  • Fundamental properties of digital technologies and digital innovation
  • Organising for digital innovation
  • Digital platforms and ecosystems
  • Digital innovation and capital creation
  • Digital business models
  • Digital entrepreneurship
The Educational Journey covers lectures at a foreign university, company visits, and leisure activities. Course topics change from semester to semester.
Today, virtually all large organizations have to cope with growing complexity in their enterprise architectures (EA), which often comprise several hundreds or even thousands of IT applications that support an increasing variety of business processes. The underlying software components run on several generations of IT infrastructure, and digitization leads to increased intensity in inter-organizational interfaces and customer-centric solutions. As a consequence, EA comprises not only the fundamental structure and dependencies of business processes, IT applications, software components, IT infrastructure, and data in an enterprise, but also connected components of business ecosystem partners and customers. Changing only one of these EA components can impact a potentially large number of related components. Simultaneously changing several of these components in a number of change projects or transformation programs leads to potentially redundant (i.e. inefficient) and/or inconsistent processes, software systems, and/or IT infrastructure components. The short-term consequence is a waste of resources, and the longer-term consequences are increased effort and difficulty in maintaining existing information systems (because of excessive complexity) and shortage of resources that can be used for innovation.

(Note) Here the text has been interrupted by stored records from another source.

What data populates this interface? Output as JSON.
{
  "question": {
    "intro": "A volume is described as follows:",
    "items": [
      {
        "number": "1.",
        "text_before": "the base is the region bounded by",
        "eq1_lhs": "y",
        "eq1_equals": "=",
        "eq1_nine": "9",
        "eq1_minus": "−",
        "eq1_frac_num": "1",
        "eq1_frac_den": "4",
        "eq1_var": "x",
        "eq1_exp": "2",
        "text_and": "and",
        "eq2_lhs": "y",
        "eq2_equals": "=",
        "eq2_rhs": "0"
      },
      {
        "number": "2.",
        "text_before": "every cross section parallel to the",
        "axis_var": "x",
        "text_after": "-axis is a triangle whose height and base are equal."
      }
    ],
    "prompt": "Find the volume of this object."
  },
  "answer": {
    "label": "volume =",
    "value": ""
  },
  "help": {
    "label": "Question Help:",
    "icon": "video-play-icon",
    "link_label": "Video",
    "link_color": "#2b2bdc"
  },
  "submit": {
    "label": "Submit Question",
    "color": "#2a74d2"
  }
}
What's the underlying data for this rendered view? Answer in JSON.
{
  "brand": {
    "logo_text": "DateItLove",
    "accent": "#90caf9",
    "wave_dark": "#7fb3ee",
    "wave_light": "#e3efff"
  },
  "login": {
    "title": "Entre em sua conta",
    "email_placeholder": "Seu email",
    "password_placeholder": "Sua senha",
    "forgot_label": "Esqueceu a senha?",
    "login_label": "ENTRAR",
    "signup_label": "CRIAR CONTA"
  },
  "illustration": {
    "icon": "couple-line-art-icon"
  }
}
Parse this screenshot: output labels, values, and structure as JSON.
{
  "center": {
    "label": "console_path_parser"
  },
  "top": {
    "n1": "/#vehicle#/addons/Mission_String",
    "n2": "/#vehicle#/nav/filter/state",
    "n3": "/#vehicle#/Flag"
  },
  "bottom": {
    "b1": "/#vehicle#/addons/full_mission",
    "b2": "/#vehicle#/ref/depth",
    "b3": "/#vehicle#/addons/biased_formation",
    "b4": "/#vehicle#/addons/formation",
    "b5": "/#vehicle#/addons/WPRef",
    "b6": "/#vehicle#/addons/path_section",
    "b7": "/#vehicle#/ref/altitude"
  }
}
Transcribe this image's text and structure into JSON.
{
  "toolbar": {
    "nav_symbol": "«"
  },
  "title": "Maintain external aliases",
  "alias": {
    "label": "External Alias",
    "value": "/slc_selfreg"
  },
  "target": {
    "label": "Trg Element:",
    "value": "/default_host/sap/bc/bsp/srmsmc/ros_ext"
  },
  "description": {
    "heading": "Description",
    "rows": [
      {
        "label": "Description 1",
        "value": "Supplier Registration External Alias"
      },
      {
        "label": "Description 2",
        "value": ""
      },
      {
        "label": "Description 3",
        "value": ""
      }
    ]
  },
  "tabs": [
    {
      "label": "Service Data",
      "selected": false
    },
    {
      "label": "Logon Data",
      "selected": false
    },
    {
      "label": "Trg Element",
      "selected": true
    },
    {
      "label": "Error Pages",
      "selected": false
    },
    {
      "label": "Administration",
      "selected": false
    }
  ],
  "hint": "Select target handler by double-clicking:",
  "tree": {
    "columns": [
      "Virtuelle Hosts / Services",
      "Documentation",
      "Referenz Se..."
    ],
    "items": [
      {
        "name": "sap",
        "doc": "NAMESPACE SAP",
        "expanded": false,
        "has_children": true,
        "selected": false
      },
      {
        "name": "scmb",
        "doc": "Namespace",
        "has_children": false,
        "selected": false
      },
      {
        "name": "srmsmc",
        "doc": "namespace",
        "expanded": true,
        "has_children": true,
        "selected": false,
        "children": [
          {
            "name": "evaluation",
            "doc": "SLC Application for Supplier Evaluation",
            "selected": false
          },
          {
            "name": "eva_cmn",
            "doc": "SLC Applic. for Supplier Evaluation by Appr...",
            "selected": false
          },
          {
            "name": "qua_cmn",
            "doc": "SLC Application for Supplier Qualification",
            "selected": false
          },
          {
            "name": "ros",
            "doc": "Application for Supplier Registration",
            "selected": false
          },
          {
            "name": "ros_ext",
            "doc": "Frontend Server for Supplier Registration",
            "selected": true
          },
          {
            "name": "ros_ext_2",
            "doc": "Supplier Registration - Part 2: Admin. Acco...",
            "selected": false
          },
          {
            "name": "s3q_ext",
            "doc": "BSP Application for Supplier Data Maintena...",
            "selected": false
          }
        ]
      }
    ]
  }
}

EA management (EAM) is a management discipline that guides EA’s design and evolution. The goals of EAM are to control complexity, reduce inconsistencies, and leverage synergies in EA. EAM also supports the implementation of business innovation from a holistic perspective.
This course covers EA and EAM, incorporating both research findings and current examples from business practice. The course covers four primary topics:

  • Core concepts and the necessity of EAM
  • EAM use cases
  • EA modelling and analysis
  • Continuous improvement and maturity of EAM
Information Systems Development provides an introduction to programming including web frameworks that can be used in online environments such as e-commerce platforms or blog systems. The course covers six primary topics:

  • Introduction to scripting / programming
  • Software / programme development
  • Web technologies and web development
  • Web applications and their frameworks
  • Programming using existing frameworks
  • Project: Web platform
Information Systems Modelling focuses on systems analysis and design. In particular, the course covers methods of and approaches to modelling information systems in organisations. The course covers five primary topics:

  • Introduction to object-oriented systems
  • Project planning and initiation
  • Requirements analysis (i.e. requirements gathering and structuring)
  • Information systems modelling (i.e. UML modelling languages)
  • Information systems documentation
Network and System Security covers advanced security mechanisms in computer networks and systems and attacks against information systems. The course focuses on eight primary topics:

  • Essential network-security protocols
  • Attacks against common network protocols
  • Security issues in web applications
  • Security mechanisms in operating systems
  • Advanced exploitation techniques
Short description
The course focuses on developing research proposals in the field of data science.

  • Conducting literature reviews
  • Developing research questions
  • Designing qualitative, quantitative, and design oriented research
  • Writing research proposals
  • Ethical issues in data science